Friday, February 24, 2017
Lars Gullin on 10" Contemporary
Jazz is, of course, an American invention, but Europeans started putting their own spin on the music pretty early. Django Reinhardt was recognized as one of the most important guitarists playing jazz almost from the time he first recorded in the 1930s. In the late 1940s and early 1950s the Scandinavian jazz scene began to be recognized world-wide as a source of creative jazz influenced by American jazz, but having its own sound and style. The American influence was largely from the so-called "cool jazz" school - the music of Lennie Tristano and the Miles Davis "Birth of the Cool" band was probably more influential in Sweden and Denmark (and Germany, for that matter) than in the States.

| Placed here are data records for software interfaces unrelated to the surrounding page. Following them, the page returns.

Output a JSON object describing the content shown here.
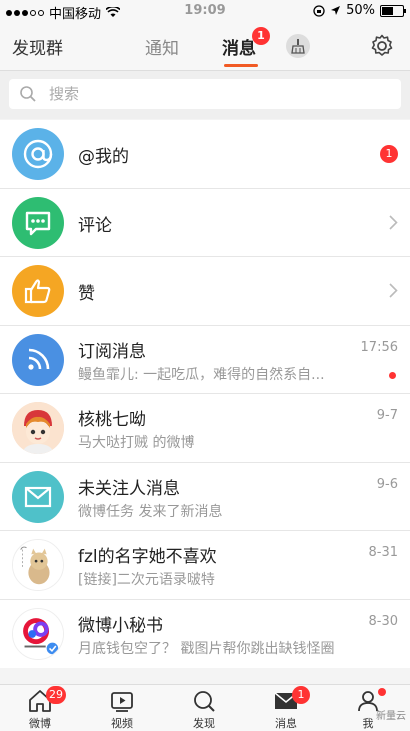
{
  "status": {
    "carrier": "中国移动",
    "time": "19:09",
    "battery": "50%"
  },
  "nav": {
    "left": "发现群",
    "tab_inactive": "通知",
    "tab_active": "消息",
    "tab_active_badge": "1"
  },
  "search": {
    "placeholder": "搜索"
  },
  "rows": [
    {
      "title": "@我的",
      "badge": "1"
    },
    {
      "title": "评论"
    },
    {
      "title": "赞"
    },
    {
      "title": "订阅消息",
      "time": "17:56",
      "sub": "鳗鱼霏儿: 一起吃瓜，难得的自然系自..."
    },
    {
      "title": "核桃七呦",
      "time": "9-7",
      "sub": "马大哒打贼 的微博"
    },
    {
      "title": "未关注人消息",
      "time": "9-6",
      "sub": "微博任务 发来了新消息"
    },
    {
      "title": "fzl的名字她不喜欢",
      "time": "8-31",
      "sub": "[链接]二次元语录啵特"
    },
    {
      "title": "微博小秘书",
      "time": "8-30",
      "sub": "月底钱包空了？ 戳图片帮你跳出缺钱怪圈"
    }
  ],
  "tabbar": {
    "weibo": "微博",
    "weibo_badge": "29",
    "video": "视频",
    "discover": "发现",
    "messages": "消息",
    "messages_badge": "1",
    "me": "我",
    "watermark": "新量云"
  },
  "colors": {
    "accent": "#f15a24",
    "badge": "#ff3333",
    "at": "#5bb2e8",
    "comment": "#2ebd72",
    "like": "#f5a623",
    "rss": "#4a90e2",
    "mail": "#4fc1c9"
  }
}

Baritone saxophonist Lars Gullin was recognized pretty early in his career as a world-class improviser by the wider jazz world. This 10" LP, released by Contemporary in 1953, shows the Tristano/cool jazz influence strongly. I have read that these recordings were made specifically for release on Contemporary - I don't know about that, because they were also released in Sweden; I don't know which release came first. Side one here is a quartet with Gullin's baritone sax as the only horn; side two adds a trumpet to make a quintet, and Gullin plays alto sax on a couple of tracks. All the musicians are competent and professional, but only Gullin really has a personal, unique voice.